Using the data below, please return every line exactly as given.

**INPUT DATA:**
>>>

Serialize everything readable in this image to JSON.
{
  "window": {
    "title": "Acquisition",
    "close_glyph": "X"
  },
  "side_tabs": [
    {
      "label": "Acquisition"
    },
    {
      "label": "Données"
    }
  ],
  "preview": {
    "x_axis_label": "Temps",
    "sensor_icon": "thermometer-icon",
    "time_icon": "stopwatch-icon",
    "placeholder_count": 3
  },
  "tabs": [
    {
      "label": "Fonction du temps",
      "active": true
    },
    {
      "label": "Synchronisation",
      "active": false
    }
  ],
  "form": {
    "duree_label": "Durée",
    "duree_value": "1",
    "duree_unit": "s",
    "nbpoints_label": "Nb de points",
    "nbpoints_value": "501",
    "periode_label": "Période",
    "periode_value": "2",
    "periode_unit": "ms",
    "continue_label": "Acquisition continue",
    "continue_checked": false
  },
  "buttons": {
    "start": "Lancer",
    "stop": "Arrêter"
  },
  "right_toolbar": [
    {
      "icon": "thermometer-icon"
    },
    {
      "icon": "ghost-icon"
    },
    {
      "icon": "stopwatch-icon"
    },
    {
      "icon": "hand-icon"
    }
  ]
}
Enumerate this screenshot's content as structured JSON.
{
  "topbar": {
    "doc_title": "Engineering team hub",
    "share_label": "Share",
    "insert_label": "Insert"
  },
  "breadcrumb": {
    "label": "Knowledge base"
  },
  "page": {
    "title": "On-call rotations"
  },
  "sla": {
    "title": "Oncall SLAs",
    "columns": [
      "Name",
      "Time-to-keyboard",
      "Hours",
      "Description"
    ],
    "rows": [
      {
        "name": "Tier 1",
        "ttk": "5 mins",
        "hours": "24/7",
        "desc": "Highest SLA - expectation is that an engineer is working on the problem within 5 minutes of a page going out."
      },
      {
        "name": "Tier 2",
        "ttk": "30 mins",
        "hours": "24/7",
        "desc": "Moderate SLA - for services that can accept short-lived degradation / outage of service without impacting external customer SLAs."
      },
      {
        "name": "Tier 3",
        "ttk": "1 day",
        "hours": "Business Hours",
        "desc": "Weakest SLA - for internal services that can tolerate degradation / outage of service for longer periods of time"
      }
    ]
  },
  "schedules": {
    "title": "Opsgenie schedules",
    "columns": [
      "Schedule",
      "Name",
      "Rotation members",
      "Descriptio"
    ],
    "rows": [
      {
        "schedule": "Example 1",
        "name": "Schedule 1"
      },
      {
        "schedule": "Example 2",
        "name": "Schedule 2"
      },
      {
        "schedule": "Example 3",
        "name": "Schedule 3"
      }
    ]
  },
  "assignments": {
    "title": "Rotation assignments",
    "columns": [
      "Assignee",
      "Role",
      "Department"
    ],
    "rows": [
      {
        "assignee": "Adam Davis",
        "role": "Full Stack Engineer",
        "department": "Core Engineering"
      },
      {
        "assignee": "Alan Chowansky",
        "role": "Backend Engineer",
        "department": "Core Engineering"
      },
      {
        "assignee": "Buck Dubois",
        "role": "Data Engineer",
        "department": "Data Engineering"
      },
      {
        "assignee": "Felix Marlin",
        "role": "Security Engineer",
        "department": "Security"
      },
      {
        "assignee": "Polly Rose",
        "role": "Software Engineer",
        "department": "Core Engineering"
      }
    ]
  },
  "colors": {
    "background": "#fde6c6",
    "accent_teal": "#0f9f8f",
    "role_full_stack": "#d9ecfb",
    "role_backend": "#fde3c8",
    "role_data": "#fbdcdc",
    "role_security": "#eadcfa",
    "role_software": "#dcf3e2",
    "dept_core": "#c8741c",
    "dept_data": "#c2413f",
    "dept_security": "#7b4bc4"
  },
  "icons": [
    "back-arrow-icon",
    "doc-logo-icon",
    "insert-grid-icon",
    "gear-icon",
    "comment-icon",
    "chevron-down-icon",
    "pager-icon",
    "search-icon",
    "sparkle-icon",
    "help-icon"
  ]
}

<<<

**ANSWER FOR THIS EXERCISE:**
Serialize everything readable in this image to JSON.
{
  "window": {
    "title": "Acquisition",
    "close_glyph": "X"
  },
  "side_tabs": [
    {
      "label": "Acquisition"
    },
    {
      "label": "Données"
    }
  ],
  "preview": {
    "x_axis_label": "Temps",
    "sensor_icon": "thermometer-icon",
    "time_icon": "stopwatch-icon",
    "placeholder_count": 3
  },
  "tabs": [
    {
      "label": "Fonction du temps",
      "active": true
    },
    {
      "label": "Synchronisation",
      "active": false
    }
  ],
  "form": {
    "duree_label": "Durée",
    "duree_value": "1",
    "duree_unit": "s",
    "nbpoints_label": "Nb de points",
    "nbpoints_value": "501",
    "periode_label": "Période",
    "periode_value": "2",
    "periode_unit": "ms",
    "continue_label": "Acquisition continue",
    "continue_checked": false
  },
  "buttons": {
    "start": "Lancer",
    "stop": "Arrêter"
  },
  "right_toolbar": [
    {
      "icon": "thermometer-icon"
    },
    {
      "icon": "ghost-icon"
    },
    {
      "icon": "stopwatch-icon"
    },
    {
      "icon": "hand-icon"
    }
  ]
}
Enumerate this screenshot's content as structured JSON.
{
  "topbar": {
    "doc_title": "Engineering team hub",
    "share_label": "Share",
    "insert_label": "Insert"
  },
  "breadcrumb": {
    "label": "Knowledge base"
  },
  "page": {
    "title": "On-call rotations"
  },
  "sla": {
    "title": "Oncall SLAs",
    "columns": [
      "Name",
      "Time-to-keyboard",
      "Hours",
      "Description"
    ],
    "rows": [
      {
        "name": "Tier 1",
        "ttk": "5 mins",
        "hours": "24/7",
        "desc": "Highest SLA - expectation is that an engineer is working on the problem within 5 minutes of a page going out."
      },
      {
        "name": "Tier 2",
        "ttk": "30 mins",
        "hours": "24/7",
        "desc": "Moderate SLA - for services that can accept short-lived degradation / outage of service without impacting external customer SLAs."
      },
      {
        "name": "Tier 3",
        "ttk": "1 day",
        "hours": "Business Hours",
        "desc": "Weakest SLA - for internal services that can tolerate degradation / outage of service for longer periods of time"
      }
    ]
  },
  "schedules": {
    "title": "Opsgenie schedules",
    "columns": [
      "Schedule",
      "Name",
      "Rotation members",
      "Descriptio"
    ],
    "rows": [
      {
        "schedule": "Example 1",
        "name": "Schedule 1"
      },
      {
        "schedule": "Example 2",
        "name": "Schedule 2"
      },
      {
        "schedule": "Example 3",
        "name": "Schedule 3"
      }
    ]
  },
  "assignments": {
    "title": "Rotation assignments",
    "columns": [
      "Assignee",
      "Role",
      "Department"
    ],
    "rows": [
      {
        "assignee": "Adam Davis",
        "role": "Full Stack Engineer",
        "department": "Core Engineering"
      },
      {
        "assignee": "Alan Chowansky",
        "role": "Backend Engineer",
        "department": "Core Engineering"
      },
      {
        "assignee": "Buck Dubois",
        "role": "Data Engineer",
        "department": "Data Engineering"
      },
      {
        "assignee": "Felix Marlin",
        "role": "Security Engineer",
        "department": "Security"
      },
      {
        "assignee": "Polly Rose",
        "role": "Software Engineer",
        "department": "Core Engineering"
      }
    ]
  },
  "colors": {
    "background": "#fde6c6",
    "accent_teal": "#0f9f8f",
    "role_full_stack": "#d9ecfb",
    "role_backend": "#fde3c8",
    "role_data": "#fbdcdc",
    "role_security": "#eadcfa",
    "role_software": "#dcf3e2",
    "dept_core": "#c8741c",
    "dept_data": "#c2413f",
    "dept_security": "#7b4bc4"
  },
  "icons": [
    "back-arrow-icon",
    "doc-logo-icon",
    "insert-grid-icon",
    "gear-icon",
    "comment-icon",
    "chevron-down-icon",
    "pager-icon",
    "search-icon",
    "sparkle-icon",
    "help-icon"
  ]
}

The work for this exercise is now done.